■ **Stored items**

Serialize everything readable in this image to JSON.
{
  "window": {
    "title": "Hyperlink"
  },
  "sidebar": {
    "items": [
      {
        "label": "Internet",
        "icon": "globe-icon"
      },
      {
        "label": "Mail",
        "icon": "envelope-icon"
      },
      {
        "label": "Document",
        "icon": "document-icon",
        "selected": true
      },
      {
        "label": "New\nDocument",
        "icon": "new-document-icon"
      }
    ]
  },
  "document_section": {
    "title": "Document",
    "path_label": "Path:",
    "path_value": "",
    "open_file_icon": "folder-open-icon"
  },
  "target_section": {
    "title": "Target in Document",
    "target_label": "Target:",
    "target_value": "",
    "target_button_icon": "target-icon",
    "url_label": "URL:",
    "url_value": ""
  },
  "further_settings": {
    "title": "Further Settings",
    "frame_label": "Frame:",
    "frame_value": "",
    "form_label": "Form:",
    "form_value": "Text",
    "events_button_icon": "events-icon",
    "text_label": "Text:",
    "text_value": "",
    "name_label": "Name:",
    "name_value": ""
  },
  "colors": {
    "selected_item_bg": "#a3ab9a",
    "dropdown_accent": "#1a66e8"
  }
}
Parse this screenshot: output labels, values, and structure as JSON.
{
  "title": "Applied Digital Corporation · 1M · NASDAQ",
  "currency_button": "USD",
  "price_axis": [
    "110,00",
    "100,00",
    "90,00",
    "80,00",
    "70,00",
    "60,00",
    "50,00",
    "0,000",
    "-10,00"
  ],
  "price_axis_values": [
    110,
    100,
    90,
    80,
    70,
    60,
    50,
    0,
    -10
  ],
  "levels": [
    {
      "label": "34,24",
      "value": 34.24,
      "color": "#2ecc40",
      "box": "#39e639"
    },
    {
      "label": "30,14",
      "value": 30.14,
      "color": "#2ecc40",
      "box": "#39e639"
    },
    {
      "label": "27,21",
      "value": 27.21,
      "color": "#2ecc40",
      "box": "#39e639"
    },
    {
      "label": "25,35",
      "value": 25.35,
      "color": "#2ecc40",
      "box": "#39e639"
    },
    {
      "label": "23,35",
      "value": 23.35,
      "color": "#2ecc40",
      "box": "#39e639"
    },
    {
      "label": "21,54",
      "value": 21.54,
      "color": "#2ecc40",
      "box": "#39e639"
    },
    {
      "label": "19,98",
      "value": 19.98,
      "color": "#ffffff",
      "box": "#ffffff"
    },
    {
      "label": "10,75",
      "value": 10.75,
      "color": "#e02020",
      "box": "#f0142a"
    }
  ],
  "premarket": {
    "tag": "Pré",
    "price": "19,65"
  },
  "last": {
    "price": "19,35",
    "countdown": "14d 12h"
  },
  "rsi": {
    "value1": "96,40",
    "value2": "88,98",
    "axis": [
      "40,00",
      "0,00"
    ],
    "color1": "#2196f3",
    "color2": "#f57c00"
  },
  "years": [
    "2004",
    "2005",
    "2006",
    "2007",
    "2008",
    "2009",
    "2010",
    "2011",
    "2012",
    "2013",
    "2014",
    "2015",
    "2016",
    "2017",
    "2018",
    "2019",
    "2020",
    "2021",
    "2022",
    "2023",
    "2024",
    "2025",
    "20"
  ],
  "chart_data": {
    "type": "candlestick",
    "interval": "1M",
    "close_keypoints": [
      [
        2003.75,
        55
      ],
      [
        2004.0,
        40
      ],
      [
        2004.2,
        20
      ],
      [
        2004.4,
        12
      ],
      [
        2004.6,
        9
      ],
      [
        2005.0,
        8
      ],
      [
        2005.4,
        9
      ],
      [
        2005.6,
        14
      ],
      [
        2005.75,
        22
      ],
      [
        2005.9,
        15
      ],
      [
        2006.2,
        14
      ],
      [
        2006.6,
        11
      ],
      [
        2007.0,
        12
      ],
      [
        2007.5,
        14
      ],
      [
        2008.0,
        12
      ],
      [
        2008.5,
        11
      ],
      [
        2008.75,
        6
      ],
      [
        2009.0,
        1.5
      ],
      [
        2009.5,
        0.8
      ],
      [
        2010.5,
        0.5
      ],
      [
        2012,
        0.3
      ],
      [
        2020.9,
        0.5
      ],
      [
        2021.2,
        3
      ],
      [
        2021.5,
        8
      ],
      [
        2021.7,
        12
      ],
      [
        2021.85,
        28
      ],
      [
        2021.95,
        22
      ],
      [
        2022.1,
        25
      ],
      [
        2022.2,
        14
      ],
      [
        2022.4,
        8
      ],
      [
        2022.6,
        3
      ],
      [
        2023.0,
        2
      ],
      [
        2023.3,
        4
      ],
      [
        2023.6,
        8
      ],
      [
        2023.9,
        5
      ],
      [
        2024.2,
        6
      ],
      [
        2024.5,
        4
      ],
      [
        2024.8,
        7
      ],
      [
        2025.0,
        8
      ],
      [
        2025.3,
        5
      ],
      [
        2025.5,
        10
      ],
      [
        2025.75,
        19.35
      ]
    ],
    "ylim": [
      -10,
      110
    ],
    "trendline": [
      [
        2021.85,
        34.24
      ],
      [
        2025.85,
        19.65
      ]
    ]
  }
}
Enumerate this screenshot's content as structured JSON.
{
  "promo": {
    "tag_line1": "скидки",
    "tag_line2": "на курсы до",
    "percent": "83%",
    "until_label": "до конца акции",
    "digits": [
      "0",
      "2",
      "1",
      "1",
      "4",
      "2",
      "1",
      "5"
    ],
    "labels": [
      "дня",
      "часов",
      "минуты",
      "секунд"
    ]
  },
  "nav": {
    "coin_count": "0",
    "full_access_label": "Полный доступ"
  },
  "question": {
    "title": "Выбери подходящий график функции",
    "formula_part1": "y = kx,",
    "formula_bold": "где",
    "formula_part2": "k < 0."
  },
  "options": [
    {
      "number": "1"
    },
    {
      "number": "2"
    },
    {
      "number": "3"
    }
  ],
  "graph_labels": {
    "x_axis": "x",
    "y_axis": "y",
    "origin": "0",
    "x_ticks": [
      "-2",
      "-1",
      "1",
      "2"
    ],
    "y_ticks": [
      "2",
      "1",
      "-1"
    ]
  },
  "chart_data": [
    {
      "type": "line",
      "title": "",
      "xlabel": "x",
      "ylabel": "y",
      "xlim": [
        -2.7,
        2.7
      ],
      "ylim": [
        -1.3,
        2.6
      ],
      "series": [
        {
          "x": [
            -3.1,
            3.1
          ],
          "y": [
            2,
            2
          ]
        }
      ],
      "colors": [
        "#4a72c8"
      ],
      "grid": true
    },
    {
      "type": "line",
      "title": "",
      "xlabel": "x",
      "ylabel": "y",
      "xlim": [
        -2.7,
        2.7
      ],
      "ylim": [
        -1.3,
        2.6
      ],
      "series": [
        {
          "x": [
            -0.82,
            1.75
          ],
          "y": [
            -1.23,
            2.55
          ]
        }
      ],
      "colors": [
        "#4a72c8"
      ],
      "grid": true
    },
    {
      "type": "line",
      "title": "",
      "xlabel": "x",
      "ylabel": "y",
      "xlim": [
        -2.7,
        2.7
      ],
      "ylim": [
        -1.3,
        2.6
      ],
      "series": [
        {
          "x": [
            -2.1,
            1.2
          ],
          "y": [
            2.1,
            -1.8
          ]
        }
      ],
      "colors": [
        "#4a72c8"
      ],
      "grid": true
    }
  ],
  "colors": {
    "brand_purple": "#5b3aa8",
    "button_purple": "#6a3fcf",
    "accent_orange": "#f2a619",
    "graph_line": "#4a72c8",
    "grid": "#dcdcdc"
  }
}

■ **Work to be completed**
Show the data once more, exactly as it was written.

■ **Answer space**
Serialize everything readable in this image to JSON.
{
  "window": {
    "title": "Hyperlink"
  },
  "sidebar": {
    "items": [
      {
        "label": "Internet",
        "icon": "globe-icon"
      },
      {
        "label": "Mail",
        "icon": "envelope-icon"
      },
      {
        "label": "Document",
        "icon": "document-icon",
        "selected": true
      },
      {
        "label": "New\nDocument",
        "icon": "new-document-icon"
      }
    ]
  },
  "document_section": {
    "title": "Document",
    "path_label": "Path:",
    "path_value": "",
    "open_file_icon": "folder-open-icon"
  },
  "target_section": {
    "title": "Target in Document",
    "target_label": "Target:",
    "target_value": "",
    "target_button_icon": "target-icon",
    "url_label": "URL:",
    "url_value": ""
  },
  "further_settings": {
    "title": "Further Settings",
    "frame_label": "Frame:",
    "frame_value": "",
    "form_label": "Form:",
    "form_value": "Text",
    "events_button_icon": "events-icon",
    "text_label": "Text:",
    "text_value": "",
    "name_label": "Name:",
    "name_value": ""
  },
  "colors": {
    "selected_item_bg": "#a3ab9a",
    "dropdown_accent": "#1a66e8"
  }
}
Parse this screenshot: output labels, values, and structure as JSON.
{
  "title": "Applied Digital Corporation · 1M · NASDAQ",
  "currency_button": "USD",
  "price_axis": [
    "110,00",
    "100,00",
    "90,00",
    "80,00",
    "70,00",
    "60,00",
    "50,00",
    "0,000",
    "-10,00"
  ],
  "price_axis_values": [
    110,
    100,
    90,
    80,
    70,
    60,
    50,
    0,
    -10
  ],
  "levels": [
    {
      "label": "34,24",
      "value": 34.24,
      "color": "#2ecc40",
      "box": "#39e639"
    },
    {
      "label": "30,14",
      "value": 30.14,
      "color": "#2ecc40",
      "box": "#39e639"
    },
    {
      "label": "27,21",
      "value": 27.21,
      "color": "#2ecc40",
      "box": "#39e639"
    },
    {
      "label": "25,35",
      "value": 25.35,
      "color": "#2ecc40",
      "box": "#39e639"
    },
    {
      "label": "23,35",
      "value": 23.35,
      "color": "#2ecc40",
      "box": "#39e639"
    },
    {
      "label": "21,54",
      "value": 21.54,
      "color": "#2ecc40",
      "box": "#39e639"
    },
    {
      "label": "19,98",
      "value": 19.98,
      "color": "#ffffff",
      "box": "#ffffff"
    },
    {
      "label": "10,75",
      "value": 10.75,
      "color": "#e02020",
      "box": "#f0142a"
    }
  ],
  "premarket": {
    "tag": "Pré",
    "price": "19,65"
  },
  "last": {
    "price": "19,35",
    "countdown": "14d 12h"
  },
  "rsi": {
    "value1": "96,40",
    "value2": "88,98",
    "axis": [
      "40,00",
      "0,00"
    ],
    "color1": "#2196f3",
    "color2": "#f57c00"
  },
  "years": [
    "2004",
    "2005",
    "2006",
    "2007",
    "2008",
    "2009",
    "2010",
    "2011",
    "2012",
    "2013",
    "2014",
    "2015",
    "2016",
    "2017",
    "2018",
    "2019",
    "2020",
    "2021",
    "2022",
    "2023",
    "2024",
    "2025",
    "20"
  ],
  "chart_data": {
    "type": "candlestick",
    "interval": "1M",
    "close_keypoints": [
      [
        2003.75,
        55
      ],
      [
        2004.0,
        40
      ],
      [
        2004.2,
        20
      ],
      [
        2004.4,
        12
      ],
      [
        2004.6,
        9
      ],
      [
        2005.0,
        8
      ],
      [
        2005.4,
        9
      ],
      [
        2005.6,
        14
      ],
      [
        2005.75,
        22
      ],
      [
        2005.9,
        15
      ],
      [
        2006.2,
        14
      ],
      [
        2006.6,
        11
      ],
      [
        2007.0,
        12
      ],
      [
        2007.5,
        14
      ],
      [
        2008.0,
        12
      ],
      [
        2008.5,
        11
      ],
      [
        2008.75,
        6
      ],
      [
        2009.0,
        1.5
      ],
      [
        2009.5,
        0.8
      ],
      [
        2010.5,
        0.5
      ],
      [
        2012,
        0.3
      ],
      [
        2020.9,
        0.5
      ],
      [
        2021.2,
        3
      ],
      [
        2021.5,
        8
      ],
      [
        2021.7,
        12
      ],
      [
        2021.85,
        28
      ],
      [
        2021.95,
        22
      ],
      [
        2022.1,
        25
      ],
      [
        2022.2,
        14
      ],
      [
        2022.4,
        8
      ],
      [
        2022.6,
        3
      ],
      [
        2023.0,
        2
      ],
      [
        2023.3,
        4
      ],
      [
        2023.6,
        8
      ],
      [
        2023.9,
        5
      ],
      [
        2024.2,
        6
      ],
      [
        2024.5,
        4
      ],
      [
        2024.8,
        7
      ],
      [
        2025.0,
        8
      ],
      [
        2025.3,
        5
      ],
      [
        2025.5,
        10
      ],
      [
        2025.75,
        19.35
      ]
    ],
    "ylim": [
      -10,
      110
    ],
    "trendline": [
      [
        2021.85,
        34.24
      ],
      [
        2025.85,
        19.65
      ]
    ]
  }
}
Enumerate this screenshot's content as structured JSON.
{
  "promo": {
    "tag_line1": "скидки",
    "tag_line2": "на курсы до",
    "percent": "83%",
    "until_label": "до конца акции",
    "digits": [
      "0",
      "2",
      "1",
      "1",
      "4",
      "2",
      "1",
      "5"
    ],
    "labels": [
      "дня",
      "часов",
      "минуты",
      "секунд"
    ]
  },
  "nav": {
    "coin_count": "0",
    "full_access_label": "Полный доступ"
  },
  "question": {
    "title": "Выбери подходящий график функции",
    "formula_part1": "y = kx,",
    "formula_bold": "где",
    "formula_part2": "k < 0."
  },
  "options": [
    {
      "number": "1"
    },
    {
      "number": "2"
    },
    {
      "number": "3"
    }
  ],
  "graph_labels": {
    "x_axis": "x",
    "y_axis": "y",
    "origin": "0",
    "x_ticks": [
      "-2",
      "-1",
      "1",
      "2"
    ],
    "y_ticks": [
      "2",
      "1",
      "-1"
    ]
  },
  "chart_data": [
    {
      "type": "line",
      "title": "",
      "xlabel": "x",
      "ylabel": "y",
      "xlim": [
        -2.7,
        2.7
      ],
      "ylim": [
        -1.3,
        2.6
      ],
      "series": [
        {
          "x": [
            -3.1,
            3.1
          ],
          "y": [
            2,
            2
          ]
        }
      ],
      "colors": [
        "#4a72c8"
      ],
      "grid": true
    },
    {
      "type": "line",
      "title": "",
      "xlabel": "x",
      "ylabel": "y",
      "xlim": [
        -2.7,
        2.7
      ],
      "ylim": [
        -1.3,
        2.6
      ],
      "series": [
        {
          "x": [
            -0.82,
            1.75
          ],
          "y": [
            -1.23,
            2.55
          ]
        }
      ],
      "colors": [
        "#4a72c8"
      ],
      "grid": true
    },
    {
      "type": "line",
      "title": "",
      "xlabel": "x",
      "ylabel": "y",
      "xlim": [
        -2.7,
        2.7
      ],
      "ylim": [
        -1.3,
        2.6
      ],
      "series": [
        {
          "x": [
            -2.1,
            1.2
          ],
          "y": [
            2.1,
            -1.8
          ]
        }
      ],
      "colors": [
        "#4a72c8"
      ],
      "grid": true
    }
  ],
  "colors": {
    "brand_purple": "#5b3aa8",
    "button_purple": "#6a3fcf",
    "accent_orange": "#f2a619",
    "graph_line": "#4a72c8",
    "grid": "#dcdcdc"
  }
}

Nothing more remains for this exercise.